**Directions:** Count the lines below that contain the word "ibanze". Give only the number.

**Records for this task:**
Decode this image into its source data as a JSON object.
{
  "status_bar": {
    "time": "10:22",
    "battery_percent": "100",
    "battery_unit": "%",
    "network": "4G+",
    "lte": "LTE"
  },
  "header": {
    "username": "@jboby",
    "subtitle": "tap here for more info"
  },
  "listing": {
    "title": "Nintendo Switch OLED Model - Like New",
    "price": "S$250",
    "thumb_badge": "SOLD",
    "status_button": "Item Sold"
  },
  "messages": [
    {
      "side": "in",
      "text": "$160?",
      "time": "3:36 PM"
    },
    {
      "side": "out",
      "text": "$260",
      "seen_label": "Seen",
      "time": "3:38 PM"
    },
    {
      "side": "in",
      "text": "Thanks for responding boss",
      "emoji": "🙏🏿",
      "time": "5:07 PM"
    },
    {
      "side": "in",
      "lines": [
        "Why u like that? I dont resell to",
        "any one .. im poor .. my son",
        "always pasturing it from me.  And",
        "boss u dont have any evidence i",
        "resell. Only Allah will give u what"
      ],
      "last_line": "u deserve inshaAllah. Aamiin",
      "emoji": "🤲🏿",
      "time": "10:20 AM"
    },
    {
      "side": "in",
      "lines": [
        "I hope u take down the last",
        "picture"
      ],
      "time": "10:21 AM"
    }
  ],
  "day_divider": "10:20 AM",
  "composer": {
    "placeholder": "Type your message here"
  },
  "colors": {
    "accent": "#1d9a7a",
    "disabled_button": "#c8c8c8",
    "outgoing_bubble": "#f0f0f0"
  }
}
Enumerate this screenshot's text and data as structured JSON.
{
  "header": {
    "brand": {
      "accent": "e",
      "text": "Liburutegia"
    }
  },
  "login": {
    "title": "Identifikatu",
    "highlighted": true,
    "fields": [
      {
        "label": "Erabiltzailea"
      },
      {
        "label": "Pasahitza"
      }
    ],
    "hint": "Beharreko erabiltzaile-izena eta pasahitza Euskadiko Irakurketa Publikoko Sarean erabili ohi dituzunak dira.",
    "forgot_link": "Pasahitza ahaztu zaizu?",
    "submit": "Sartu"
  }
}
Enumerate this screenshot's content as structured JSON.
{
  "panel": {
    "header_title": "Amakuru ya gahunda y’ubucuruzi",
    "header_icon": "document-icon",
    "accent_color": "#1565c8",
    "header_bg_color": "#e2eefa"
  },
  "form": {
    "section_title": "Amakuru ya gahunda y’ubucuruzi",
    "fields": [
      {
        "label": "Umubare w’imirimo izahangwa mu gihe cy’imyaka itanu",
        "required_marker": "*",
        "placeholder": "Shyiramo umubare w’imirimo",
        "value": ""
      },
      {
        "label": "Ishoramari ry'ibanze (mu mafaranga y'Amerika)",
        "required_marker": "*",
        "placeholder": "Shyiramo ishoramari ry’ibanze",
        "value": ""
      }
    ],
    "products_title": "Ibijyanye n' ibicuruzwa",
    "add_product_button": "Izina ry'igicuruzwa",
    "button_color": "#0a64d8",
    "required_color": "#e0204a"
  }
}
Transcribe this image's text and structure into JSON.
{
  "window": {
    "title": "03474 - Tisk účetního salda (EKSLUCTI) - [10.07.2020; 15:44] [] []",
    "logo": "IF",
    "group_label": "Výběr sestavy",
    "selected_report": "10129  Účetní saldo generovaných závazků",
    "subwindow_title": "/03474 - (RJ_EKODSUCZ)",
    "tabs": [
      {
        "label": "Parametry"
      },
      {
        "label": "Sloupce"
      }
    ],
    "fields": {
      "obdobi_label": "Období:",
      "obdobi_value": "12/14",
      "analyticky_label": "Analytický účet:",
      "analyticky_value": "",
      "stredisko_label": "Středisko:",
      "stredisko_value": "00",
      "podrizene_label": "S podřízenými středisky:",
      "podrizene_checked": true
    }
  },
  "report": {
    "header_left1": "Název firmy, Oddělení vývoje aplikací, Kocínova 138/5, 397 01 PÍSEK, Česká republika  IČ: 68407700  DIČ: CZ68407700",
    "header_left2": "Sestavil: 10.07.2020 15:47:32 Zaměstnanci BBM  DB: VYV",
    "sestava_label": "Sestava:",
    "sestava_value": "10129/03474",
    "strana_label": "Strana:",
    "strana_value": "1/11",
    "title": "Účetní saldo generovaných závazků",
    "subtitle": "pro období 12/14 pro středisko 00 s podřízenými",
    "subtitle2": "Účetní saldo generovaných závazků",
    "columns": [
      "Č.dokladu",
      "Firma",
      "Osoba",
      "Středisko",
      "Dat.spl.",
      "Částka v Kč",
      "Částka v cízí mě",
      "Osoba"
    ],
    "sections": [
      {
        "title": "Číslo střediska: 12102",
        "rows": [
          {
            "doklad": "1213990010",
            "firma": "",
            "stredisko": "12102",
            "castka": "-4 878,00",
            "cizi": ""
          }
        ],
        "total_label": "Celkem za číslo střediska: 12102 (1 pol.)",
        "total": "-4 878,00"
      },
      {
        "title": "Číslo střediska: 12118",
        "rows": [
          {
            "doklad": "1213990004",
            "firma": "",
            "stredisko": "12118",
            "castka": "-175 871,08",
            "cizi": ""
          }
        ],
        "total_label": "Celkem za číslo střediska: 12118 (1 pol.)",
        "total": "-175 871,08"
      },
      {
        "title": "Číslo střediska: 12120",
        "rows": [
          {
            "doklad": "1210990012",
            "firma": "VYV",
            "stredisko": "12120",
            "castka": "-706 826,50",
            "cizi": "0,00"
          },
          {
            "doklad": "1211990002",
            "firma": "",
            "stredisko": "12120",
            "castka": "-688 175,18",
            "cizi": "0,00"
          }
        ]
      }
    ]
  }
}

**Exercise result:** 2